DENVER - Talk about a gold star: The 18 affordable apartments at Central Park at Stapleton here have met the toughest residential green building standard on the books—the gold certification in Leadership in Energy and Environmental Design (LEED) for Homes from the U.S. Green Building Council.

Until recently, very few affordable projects earned LEED certifications at all, much less gold.

“We have been doing green building for 10 years,” said Getabecha “Gete” Mekonnen, executive director of Northeast Denver Housing Center (NDHC), a nonprofit dedicated to sustainable, affordable development. “This is our first LEED building.”

Until recently, the only LEED standard NDHC could attempt to meet, LEED for New Construction, was tailored to the needs of large office buildings.

The new LEED for Homes standard is much better suited to smaller residential projects like Central Park. It costs $50,000 to be certified for LEED for Homes, a third of the cost to certify for LEED for New Construction. LEED for Homes is also more flexible. Unlike LEED for New Construction, it does not require a developer to enforce a ban on smoking, said Mekonnen.

Going for the gold earned NDHC bragging rights for being one of the first affordable housing developers to meet the standard. NDHC also made its LEED ambition for Central Park part of its application for funding.

Central Park’s location also encouraged the developer to try for LEED’s gold certification. Central Park is in the midst of the redevelopment of Denver’s old Stapleton International Airport into a new mixed-use neighborhood served by light rail and within a half-mile of shops and services. These amenities make residents less likely to rely on cars and earned Central Park points on the LEED criteria.

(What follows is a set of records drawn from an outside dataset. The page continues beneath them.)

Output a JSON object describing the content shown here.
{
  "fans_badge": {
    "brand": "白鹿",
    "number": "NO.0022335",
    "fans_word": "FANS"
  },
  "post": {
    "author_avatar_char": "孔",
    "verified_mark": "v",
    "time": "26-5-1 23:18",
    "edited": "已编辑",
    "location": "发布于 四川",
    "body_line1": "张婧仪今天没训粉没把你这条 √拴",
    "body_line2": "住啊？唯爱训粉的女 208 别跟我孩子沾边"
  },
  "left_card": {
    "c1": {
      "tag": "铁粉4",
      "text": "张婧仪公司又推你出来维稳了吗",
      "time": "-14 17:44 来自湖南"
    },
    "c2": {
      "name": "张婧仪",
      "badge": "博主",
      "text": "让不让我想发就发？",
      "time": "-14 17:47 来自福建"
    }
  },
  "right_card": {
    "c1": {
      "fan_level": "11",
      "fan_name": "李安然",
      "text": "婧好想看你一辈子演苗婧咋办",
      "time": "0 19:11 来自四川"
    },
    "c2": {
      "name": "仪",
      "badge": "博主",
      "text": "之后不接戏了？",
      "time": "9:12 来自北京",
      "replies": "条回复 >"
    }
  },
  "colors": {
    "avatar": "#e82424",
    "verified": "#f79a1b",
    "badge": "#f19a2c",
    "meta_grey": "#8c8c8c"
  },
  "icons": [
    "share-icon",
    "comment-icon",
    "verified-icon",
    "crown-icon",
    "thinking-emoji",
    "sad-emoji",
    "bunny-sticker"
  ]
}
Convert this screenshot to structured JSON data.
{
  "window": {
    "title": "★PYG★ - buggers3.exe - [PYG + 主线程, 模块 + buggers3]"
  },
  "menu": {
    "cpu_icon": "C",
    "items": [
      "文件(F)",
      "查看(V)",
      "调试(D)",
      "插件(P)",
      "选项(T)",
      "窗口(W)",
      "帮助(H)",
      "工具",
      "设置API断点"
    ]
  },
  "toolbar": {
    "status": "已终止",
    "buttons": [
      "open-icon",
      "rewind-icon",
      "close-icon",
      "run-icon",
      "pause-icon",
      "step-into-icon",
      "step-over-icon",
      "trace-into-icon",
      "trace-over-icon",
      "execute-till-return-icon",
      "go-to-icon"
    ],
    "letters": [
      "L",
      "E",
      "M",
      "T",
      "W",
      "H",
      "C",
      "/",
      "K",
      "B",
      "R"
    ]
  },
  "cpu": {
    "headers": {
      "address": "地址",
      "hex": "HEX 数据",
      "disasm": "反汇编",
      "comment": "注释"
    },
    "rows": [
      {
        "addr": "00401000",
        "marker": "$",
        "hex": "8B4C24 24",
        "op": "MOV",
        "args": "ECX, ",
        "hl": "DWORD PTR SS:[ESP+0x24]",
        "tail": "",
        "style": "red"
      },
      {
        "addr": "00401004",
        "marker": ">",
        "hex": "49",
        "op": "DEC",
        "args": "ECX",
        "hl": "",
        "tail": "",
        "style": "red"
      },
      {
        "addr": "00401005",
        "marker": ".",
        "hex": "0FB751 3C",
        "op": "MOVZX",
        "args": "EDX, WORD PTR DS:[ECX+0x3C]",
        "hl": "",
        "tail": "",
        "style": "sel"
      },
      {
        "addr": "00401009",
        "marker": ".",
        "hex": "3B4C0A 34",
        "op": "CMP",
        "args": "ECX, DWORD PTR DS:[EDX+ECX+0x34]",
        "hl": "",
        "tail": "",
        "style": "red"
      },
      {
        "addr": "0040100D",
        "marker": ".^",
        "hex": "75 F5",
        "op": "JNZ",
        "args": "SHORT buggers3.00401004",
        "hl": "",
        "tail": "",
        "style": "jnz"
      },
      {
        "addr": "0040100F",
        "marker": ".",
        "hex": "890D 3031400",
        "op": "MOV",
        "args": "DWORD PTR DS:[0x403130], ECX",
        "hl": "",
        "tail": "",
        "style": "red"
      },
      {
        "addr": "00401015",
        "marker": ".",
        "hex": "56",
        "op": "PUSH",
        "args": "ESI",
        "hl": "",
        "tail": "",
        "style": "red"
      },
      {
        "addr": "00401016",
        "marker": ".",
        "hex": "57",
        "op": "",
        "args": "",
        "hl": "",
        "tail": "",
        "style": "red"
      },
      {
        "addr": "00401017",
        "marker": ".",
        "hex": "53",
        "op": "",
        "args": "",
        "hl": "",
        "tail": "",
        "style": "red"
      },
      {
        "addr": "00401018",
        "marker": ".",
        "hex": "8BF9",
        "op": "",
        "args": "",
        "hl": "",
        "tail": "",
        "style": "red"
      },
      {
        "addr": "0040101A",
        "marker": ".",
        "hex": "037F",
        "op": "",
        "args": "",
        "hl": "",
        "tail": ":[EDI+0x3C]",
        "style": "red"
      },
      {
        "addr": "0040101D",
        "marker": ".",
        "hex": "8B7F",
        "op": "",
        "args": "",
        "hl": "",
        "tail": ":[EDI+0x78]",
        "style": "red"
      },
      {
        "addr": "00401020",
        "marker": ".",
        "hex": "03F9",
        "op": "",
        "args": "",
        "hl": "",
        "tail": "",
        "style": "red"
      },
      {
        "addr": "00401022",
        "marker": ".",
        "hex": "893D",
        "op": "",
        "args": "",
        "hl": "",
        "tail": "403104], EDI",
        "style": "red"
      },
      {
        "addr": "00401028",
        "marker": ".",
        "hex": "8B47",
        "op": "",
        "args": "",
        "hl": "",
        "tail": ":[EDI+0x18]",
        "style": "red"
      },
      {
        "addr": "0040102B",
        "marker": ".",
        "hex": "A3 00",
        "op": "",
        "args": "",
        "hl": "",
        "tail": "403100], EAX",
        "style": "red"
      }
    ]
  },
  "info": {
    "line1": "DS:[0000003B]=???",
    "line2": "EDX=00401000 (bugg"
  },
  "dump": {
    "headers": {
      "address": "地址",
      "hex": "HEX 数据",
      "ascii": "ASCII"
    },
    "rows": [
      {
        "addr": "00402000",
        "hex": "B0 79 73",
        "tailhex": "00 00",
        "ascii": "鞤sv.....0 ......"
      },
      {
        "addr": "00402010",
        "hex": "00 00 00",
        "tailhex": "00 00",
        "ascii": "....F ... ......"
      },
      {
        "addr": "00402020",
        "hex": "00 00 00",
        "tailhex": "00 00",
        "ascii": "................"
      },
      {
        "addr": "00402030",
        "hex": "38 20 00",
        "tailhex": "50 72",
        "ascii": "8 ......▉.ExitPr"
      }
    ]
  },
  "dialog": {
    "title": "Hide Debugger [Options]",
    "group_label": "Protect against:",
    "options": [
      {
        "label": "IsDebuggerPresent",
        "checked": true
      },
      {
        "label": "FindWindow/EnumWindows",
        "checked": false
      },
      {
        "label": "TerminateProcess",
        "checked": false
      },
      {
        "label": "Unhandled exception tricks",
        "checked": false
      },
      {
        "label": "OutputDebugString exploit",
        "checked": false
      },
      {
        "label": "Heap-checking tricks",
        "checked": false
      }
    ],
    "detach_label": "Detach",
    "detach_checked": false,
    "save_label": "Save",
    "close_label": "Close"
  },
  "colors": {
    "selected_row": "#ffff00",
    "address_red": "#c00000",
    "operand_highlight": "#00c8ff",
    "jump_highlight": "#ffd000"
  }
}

To meet the standard, Central Park also met federal Energy Star requirements, earning the program’s highest fivestar rating, in addition to meeting high standards for air quality and the conservation of resources like building materials.

NDHC spent an extra $100,000 to make the cut, a 4 percent premium that brought the hard cost of construction up to $2.7 million. That doesn’t include the $180,000 cost of solar panels on the rooftops.

The hardest part of the process was paying for it, said Mekonnen. NDHC received a thick stack of grants, including $68,000 from Energy Outreach Colorado and $18,000 from Enterprise Green Communities. The developer also chipped in $64,000 of its own equity.

Completed in November 2007, the $4.1 million project received another set of grants just in time to pay for the solar panels, including a $90,000 rebate from Xcel Energy, the local utility, and another $73,000 from the Governor’s Energy Office.

Most of the benefits of these green improvements will go to Central Park’s low-income and very low income residents, which fit right into the developer’s mission.

All of the electricity generated by the solar panels goes to offset electricity used at the apartments.

The other efficiency measures also benefit the residents, who pay for their own heat and hot water. Each apartment has individual thermostats, compact furnaces, and hot water tanks. Their utility bills should be less than half the costs at comparable apartments, provided tenants don’t waste water and leave their windows open on cold nights.

Each apartment also has a digital meter that shows the energy being used in dollars, minus the dollars in electricity generated by the solar panels, so that residents can see exactly how much they’re spending every day and make smarter decisions about the energy they use.

“Part of the energy conservation package is to educate the tenants,” said Mekonnen.